--- WORK TASK ---
Gather each line of the entries below that includes "username".

--- EXTRACTED ENTRIES ---
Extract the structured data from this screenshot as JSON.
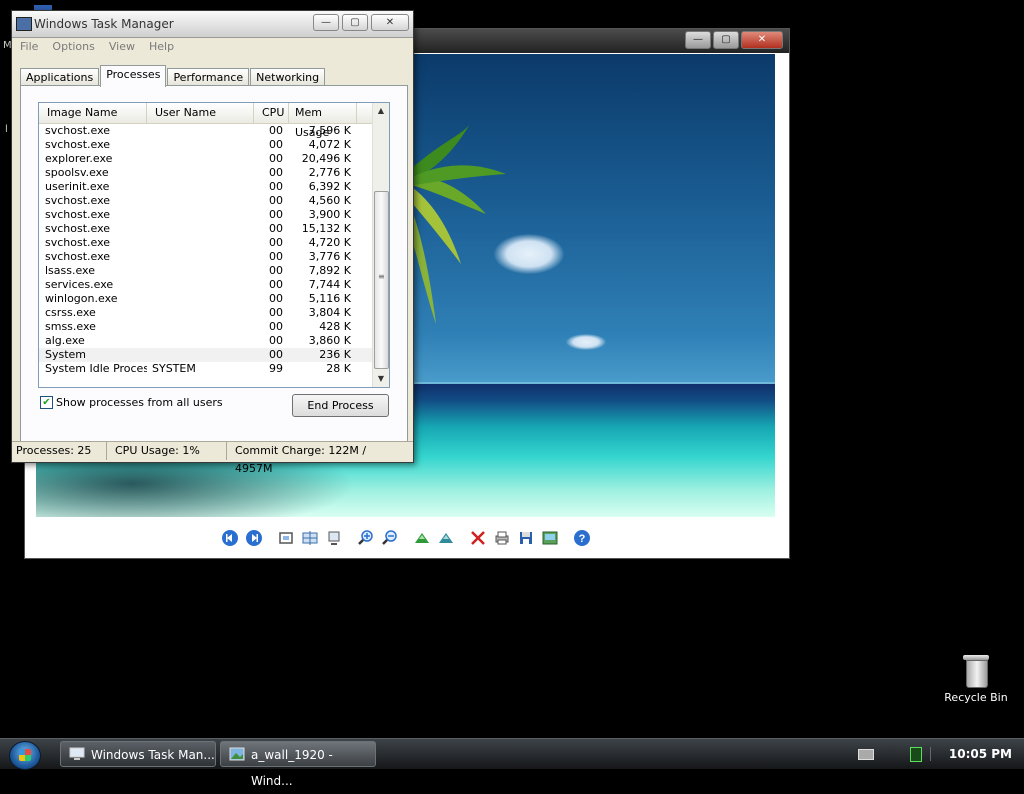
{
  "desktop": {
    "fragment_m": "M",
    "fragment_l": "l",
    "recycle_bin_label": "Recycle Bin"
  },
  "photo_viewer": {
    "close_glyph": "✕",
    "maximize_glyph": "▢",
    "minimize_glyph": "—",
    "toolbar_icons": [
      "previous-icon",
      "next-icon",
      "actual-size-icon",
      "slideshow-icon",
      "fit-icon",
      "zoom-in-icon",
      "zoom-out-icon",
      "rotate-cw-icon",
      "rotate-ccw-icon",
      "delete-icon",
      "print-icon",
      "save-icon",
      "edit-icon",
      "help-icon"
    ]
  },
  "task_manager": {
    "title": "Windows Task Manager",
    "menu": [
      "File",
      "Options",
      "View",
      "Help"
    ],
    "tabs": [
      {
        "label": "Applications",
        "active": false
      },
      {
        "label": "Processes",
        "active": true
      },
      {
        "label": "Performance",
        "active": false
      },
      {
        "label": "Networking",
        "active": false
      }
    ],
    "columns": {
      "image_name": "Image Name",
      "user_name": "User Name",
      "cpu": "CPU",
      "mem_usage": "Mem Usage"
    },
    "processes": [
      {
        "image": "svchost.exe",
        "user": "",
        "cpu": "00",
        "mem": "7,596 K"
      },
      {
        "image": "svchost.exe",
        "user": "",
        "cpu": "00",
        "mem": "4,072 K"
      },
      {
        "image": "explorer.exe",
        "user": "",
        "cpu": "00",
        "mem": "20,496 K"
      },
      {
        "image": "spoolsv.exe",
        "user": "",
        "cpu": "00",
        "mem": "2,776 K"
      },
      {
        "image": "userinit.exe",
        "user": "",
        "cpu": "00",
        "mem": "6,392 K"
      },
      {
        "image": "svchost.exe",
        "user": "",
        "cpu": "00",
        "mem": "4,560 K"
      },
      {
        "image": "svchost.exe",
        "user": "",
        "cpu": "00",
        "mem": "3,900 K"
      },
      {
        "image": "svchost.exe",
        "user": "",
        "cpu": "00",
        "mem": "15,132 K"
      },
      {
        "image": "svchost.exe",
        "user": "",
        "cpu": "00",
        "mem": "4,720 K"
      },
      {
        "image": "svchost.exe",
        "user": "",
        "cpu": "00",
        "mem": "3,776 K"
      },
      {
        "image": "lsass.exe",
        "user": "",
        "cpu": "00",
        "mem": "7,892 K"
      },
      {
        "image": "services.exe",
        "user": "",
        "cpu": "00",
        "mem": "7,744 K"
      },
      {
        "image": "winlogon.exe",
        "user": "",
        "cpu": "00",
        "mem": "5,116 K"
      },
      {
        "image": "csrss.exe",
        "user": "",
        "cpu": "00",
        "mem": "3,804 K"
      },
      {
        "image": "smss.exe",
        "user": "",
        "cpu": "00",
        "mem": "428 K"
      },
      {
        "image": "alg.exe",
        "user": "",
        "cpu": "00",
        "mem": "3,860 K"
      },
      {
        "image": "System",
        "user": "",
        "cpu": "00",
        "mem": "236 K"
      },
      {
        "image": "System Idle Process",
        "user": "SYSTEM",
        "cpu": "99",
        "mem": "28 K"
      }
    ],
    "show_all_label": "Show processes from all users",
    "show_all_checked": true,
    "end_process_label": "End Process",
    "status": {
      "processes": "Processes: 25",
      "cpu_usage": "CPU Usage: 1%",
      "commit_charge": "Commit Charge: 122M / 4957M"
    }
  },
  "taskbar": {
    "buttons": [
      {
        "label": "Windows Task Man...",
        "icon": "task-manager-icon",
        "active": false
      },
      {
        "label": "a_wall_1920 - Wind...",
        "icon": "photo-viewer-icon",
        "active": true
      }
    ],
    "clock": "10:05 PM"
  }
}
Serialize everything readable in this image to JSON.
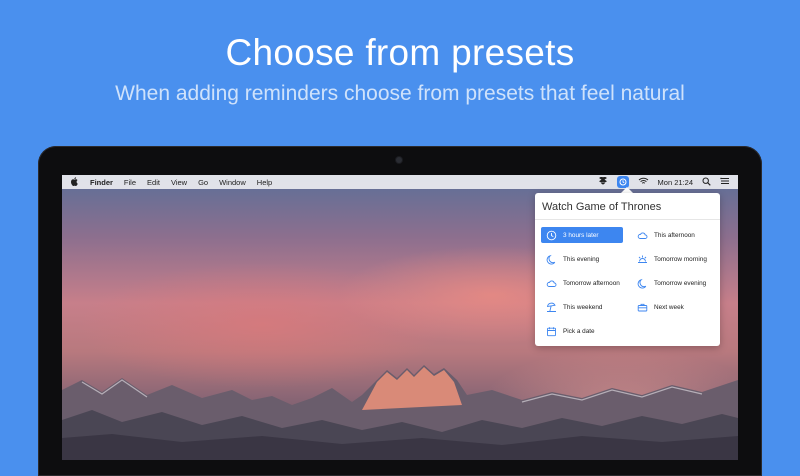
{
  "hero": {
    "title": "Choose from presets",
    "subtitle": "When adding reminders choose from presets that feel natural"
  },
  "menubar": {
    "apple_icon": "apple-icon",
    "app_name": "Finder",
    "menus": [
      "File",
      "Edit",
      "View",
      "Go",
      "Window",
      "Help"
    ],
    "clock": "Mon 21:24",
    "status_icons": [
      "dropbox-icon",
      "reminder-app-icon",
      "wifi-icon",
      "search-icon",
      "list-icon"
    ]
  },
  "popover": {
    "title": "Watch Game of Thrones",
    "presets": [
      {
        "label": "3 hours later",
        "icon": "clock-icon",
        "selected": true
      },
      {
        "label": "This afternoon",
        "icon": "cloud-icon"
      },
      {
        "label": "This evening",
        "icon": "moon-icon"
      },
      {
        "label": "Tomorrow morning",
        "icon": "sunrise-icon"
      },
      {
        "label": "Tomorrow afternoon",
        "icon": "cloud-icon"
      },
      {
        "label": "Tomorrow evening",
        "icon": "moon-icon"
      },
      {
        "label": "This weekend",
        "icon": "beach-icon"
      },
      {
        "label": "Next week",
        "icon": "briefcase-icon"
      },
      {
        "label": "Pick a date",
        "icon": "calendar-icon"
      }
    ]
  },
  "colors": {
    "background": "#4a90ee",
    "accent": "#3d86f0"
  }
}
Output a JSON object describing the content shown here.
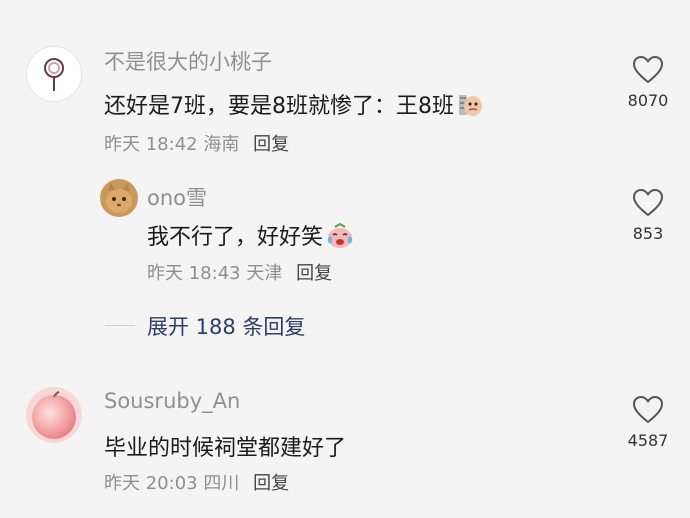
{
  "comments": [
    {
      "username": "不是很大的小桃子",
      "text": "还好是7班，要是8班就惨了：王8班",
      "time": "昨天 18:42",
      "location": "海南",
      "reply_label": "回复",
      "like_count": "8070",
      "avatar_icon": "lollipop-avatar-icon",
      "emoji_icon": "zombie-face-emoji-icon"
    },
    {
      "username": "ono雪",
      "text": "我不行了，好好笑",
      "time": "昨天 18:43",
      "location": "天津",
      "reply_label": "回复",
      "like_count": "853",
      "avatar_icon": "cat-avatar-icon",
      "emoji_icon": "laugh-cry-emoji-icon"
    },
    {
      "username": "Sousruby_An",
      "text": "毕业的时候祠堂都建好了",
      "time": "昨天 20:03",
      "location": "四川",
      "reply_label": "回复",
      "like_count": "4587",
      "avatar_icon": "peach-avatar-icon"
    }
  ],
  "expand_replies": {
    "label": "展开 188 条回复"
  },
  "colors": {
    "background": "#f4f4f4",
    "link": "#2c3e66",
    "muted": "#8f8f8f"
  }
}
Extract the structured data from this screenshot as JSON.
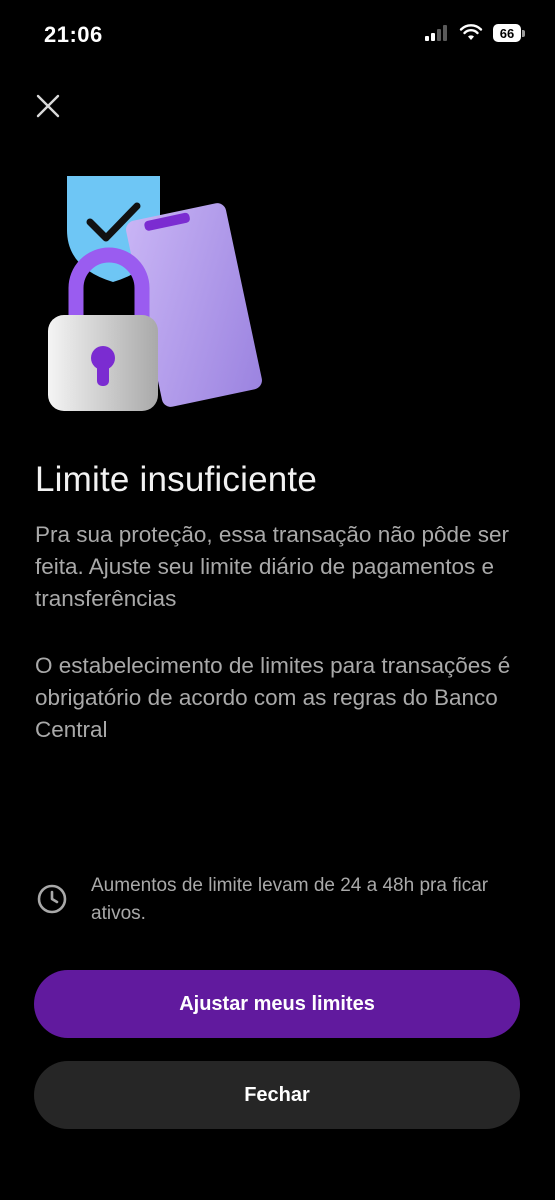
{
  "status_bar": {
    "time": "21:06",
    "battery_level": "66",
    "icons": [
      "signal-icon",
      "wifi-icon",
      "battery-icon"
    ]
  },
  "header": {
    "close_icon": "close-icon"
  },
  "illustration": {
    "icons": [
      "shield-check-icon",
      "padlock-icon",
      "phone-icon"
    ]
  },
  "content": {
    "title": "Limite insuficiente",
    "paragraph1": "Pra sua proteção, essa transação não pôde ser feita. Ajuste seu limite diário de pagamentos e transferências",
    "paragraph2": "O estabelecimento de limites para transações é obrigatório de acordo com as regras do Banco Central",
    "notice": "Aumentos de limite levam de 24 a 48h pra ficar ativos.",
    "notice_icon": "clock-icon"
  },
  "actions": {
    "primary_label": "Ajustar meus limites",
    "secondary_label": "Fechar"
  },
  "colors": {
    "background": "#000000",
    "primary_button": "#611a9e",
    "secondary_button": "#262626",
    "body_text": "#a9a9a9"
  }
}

--- ANSWER SPACE ---
      "username": "不是很大的小桃子",
      "username": "ono雪",
      "username": "Sousruby_An",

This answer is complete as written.